Data shown:
________________________

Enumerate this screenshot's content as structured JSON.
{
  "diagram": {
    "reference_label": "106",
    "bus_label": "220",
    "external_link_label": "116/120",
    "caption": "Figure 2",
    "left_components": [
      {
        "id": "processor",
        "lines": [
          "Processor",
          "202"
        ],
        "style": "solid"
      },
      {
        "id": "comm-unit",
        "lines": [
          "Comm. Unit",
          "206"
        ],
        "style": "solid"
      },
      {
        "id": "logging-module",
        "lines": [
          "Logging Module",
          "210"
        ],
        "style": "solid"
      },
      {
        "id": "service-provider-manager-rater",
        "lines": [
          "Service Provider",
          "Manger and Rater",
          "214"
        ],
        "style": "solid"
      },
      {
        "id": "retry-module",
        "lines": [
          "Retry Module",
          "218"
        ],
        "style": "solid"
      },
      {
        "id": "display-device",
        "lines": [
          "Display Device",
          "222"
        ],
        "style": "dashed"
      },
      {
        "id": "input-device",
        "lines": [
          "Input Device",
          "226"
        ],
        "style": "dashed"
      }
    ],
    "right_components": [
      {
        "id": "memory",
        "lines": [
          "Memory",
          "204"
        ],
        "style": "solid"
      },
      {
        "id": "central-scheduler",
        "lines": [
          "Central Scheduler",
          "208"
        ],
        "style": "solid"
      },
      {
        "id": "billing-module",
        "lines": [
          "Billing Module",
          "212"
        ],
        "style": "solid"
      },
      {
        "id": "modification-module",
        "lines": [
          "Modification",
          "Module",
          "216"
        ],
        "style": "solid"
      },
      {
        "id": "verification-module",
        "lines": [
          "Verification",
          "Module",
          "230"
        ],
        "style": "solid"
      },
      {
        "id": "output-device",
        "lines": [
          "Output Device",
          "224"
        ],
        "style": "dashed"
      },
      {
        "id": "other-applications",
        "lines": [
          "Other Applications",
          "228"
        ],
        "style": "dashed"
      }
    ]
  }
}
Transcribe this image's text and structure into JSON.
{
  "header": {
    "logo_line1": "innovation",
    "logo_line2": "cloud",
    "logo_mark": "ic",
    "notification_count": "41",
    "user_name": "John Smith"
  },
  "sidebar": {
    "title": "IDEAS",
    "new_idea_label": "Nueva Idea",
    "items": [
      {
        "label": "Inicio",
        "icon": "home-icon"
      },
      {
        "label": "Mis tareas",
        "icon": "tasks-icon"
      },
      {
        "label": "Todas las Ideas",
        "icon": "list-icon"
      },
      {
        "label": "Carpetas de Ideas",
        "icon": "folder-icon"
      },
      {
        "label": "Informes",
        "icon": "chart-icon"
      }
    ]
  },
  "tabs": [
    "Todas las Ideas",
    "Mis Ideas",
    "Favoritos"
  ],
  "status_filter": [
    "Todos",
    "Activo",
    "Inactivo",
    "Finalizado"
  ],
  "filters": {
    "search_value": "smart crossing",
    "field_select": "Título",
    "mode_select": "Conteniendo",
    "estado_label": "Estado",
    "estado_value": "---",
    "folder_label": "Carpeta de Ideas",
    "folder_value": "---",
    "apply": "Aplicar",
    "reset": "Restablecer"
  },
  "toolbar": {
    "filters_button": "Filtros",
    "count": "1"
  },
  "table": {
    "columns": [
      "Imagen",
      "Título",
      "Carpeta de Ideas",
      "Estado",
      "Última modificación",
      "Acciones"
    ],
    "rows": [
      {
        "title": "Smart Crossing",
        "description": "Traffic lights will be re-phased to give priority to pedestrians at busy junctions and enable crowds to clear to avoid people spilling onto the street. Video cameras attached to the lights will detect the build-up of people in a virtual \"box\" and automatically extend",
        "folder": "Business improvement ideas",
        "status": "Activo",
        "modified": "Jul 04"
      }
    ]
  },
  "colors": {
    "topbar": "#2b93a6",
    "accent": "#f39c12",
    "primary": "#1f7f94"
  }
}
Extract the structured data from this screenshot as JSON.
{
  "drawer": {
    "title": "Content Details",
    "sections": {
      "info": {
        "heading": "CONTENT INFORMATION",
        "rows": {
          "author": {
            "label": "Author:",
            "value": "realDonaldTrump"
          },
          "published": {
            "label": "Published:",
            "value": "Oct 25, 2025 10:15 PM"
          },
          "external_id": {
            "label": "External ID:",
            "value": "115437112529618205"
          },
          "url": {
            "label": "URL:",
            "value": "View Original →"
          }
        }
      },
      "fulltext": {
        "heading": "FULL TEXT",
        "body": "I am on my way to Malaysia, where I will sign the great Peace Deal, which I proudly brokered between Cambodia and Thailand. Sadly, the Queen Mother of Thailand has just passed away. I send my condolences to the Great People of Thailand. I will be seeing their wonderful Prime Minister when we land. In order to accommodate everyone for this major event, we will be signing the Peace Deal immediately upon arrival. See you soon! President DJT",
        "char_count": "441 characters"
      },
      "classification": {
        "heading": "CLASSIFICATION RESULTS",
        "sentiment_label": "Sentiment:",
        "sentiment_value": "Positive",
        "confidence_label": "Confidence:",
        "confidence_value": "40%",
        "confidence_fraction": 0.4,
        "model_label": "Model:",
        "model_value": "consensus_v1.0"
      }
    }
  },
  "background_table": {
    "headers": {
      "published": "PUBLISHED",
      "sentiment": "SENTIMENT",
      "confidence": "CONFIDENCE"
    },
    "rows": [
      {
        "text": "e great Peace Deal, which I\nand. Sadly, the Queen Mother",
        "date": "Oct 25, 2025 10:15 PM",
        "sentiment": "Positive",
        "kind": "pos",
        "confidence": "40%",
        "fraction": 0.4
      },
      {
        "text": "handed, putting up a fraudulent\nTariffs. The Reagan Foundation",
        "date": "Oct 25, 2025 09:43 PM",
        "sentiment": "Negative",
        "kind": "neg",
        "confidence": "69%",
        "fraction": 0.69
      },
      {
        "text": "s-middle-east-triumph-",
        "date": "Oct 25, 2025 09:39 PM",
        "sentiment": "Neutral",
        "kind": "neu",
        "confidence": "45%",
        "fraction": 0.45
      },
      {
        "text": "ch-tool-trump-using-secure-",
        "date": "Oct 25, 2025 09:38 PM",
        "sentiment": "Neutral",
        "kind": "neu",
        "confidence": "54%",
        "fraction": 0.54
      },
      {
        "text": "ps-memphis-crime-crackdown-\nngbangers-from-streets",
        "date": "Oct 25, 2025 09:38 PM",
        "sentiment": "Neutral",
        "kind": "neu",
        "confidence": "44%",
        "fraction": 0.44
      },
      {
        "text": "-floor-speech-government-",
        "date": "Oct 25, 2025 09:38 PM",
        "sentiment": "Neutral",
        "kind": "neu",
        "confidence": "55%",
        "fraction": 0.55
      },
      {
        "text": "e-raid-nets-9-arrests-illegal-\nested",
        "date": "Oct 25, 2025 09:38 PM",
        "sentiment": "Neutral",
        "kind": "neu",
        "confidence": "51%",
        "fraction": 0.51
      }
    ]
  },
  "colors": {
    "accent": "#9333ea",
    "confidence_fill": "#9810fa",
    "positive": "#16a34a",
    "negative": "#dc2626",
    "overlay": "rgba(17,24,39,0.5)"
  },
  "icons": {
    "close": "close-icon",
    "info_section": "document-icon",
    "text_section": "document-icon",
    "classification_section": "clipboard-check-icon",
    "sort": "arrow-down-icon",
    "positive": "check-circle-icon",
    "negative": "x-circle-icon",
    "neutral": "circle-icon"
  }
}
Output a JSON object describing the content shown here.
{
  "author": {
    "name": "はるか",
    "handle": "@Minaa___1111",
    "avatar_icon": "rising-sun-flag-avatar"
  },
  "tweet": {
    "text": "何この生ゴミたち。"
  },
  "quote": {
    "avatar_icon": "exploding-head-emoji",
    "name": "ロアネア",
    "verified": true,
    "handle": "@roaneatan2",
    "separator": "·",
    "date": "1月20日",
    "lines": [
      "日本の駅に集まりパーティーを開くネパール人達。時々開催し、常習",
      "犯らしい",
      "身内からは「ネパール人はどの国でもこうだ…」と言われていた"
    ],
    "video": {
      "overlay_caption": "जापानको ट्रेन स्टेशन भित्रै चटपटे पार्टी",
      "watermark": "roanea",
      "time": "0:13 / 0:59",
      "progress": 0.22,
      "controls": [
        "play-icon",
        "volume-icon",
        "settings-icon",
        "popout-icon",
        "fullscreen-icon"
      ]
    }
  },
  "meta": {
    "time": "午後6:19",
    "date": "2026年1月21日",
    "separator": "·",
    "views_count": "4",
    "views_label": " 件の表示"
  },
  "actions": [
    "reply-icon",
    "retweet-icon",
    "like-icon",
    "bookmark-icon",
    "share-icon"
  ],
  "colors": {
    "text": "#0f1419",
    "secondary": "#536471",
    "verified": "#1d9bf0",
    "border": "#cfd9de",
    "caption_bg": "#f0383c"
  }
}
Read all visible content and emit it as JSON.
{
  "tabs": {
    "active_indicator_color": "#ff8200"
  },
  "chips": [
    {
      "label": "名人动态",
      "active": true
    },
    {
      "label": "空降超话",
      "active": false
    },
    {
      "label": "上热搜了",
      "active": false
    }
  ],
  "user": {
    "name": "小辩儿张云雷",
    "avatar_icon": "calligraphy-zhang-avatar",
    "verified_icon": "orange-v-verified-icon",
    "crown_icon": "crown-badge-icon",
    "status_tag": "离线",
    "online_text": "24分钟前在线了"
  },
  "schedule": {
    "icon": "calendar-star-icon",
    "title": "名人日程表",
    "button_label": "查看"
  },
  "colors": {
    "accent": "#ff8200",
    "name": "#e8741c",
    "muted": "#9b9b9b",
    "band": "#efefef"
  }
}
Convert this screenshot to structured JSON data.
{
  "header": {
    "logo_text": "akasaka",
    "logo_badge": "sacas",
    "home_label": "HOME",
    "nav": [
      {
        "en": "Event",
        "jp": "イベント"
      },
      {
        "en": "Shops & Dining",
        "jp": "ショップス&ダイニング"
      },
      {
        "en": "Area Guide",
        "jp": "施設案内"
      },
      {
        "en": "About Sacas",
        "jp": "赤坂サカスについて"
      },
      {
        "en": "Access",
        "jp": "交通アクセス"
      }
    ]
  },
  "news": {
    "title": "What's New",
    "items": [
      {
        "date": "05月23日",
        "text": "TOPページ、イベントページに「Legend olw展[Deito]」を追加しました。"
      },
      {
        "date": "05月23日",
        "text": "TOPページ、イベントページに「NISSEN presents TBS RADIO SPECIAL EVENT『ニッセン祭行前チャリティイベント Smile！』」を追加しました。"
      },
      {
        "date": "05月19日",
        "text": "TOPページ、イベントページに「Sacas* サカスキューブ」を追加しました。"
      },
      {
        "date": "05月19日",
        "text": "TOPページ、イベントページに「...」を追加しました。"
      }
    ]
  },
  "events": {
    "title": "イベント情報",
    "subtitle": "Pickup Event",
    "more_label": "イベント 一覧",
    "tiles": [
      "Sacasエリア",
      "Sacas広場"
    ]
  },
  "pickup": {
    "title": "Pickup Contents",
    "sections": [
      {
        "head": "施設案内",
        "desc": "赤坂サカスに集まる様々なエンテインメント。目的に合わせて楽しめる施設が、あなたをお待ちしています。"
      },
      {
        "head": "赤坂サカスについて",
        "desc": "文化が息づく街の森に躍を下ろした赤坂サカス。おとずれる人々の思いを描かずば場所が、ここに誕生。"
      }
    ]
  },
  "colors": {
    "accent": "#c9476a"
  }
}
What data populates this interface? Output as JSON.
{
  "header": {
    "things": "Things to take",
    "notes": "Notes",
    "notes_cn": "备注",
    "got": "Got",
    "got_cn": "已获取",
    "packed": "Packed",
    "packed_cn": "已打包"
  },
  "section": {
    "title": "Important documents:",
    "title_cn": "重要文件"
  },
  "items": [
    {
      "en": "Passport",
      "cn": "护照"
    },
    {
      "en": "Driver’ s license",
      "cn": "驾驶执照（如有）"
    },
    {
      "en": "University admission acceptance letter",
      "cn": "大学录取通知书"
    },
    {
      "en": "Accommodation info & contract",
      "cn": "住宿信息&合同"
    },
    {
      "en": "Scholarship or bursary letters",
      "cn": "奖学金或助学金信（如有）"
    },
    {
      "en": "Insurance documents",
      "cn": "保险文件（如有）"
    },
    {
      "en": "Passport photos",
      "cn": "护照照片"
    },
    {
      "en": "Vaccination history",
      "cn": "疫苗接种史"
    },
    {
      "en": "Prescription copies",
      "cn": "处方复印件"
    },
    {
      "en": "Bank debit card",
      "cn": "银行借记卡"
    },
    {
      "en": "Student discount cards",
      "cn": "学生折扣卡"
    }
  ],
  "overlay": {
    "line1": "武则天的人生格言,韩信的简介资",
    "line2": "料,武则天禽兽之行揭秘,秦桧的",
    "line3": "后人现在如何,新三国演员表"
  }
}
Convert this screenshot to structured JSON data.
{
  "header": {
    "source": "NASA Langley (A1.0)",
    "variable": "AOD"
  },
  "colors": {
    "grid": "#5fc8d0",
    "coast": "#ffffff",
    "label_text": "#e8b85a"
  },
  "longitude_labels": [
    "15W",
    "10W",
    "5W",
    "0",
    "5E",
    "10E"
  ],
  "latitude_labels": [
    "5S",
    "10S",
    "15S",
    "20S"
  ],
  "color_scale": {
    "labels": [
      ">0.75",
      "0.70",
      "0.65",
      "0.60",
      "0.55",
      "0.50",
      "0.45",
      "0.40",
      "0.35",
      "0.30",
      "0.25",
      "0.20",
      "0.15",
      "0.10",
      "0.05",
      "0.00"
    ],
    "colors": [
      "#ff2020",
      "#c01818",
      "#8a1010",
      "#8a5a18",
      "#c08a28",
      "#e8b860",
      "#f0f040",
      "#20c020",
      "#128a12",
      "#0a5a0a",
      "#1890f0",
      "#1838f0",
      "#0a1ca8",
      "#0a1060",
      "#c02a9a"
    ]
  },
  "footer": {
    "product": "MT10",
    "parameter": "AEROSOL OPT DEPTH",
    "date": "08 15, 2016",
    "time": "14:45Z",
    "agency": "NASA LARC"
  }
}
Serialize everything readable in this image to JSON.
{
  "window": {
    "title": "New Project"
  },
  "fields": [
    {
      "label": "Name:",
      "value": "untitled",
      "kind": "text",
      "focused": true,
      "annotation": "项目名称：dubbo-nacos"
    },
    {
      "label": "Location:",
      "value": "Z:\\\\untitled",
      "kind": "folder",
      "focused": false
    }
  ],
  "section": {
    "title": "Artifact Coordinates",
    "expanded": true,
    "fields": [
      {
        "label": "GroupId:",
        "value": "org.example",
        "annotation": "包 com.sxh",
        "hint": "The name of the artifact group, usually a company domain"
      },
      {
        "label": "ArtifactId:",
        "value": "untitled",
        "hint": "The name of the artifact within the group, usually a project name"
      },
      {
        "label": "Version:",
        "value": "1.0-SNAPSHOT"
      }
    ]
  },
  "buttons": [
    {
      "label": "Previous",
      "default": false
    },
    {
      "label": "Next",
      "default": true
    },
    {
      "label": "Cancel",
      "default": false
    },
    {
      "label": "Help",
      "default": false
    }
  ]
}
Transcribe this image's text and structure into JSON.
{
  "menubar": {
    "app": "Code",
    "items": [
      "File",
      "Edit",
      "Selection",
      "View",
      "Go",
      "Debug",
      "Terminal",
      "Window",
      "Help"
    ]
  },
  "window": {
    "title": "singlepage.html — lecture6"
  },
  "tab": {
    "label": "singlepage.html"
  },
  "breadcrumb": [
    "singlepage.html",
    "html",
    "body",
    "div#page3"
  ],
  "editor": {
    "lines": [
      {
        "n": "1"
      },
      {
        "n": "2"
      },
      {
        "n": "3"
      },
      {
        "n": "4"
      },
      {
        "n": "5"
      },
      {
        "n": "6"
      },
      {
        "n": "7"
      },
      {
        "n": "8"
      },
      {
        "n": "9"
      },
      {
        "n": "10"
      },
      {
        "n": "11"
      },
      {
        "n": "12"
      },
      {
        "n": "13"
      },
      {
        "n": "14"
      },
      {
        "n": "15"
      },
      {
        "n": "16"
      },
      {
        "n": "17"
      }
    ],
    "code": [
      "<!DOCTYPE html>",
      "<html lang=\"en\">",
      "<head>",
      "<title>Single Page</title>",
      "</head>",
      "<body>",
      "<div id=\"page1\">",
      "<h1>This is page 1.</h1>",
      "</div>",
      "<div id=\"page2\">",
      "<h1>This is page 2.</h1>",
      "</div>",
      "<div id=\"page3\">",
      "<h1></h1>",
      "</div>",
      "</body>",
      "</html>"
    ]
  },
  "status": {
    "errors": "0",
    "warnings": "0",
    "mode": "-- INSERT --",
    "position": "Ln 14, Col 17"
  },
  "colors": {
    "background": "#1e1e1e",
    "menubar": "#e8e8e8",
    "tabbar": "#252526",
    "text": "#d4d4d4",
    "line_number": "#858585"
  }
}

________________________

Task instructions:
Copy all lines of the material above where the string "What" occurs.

Solution for this exercise:
    "title": "What's New",
What data populates this interface? Output as JSON.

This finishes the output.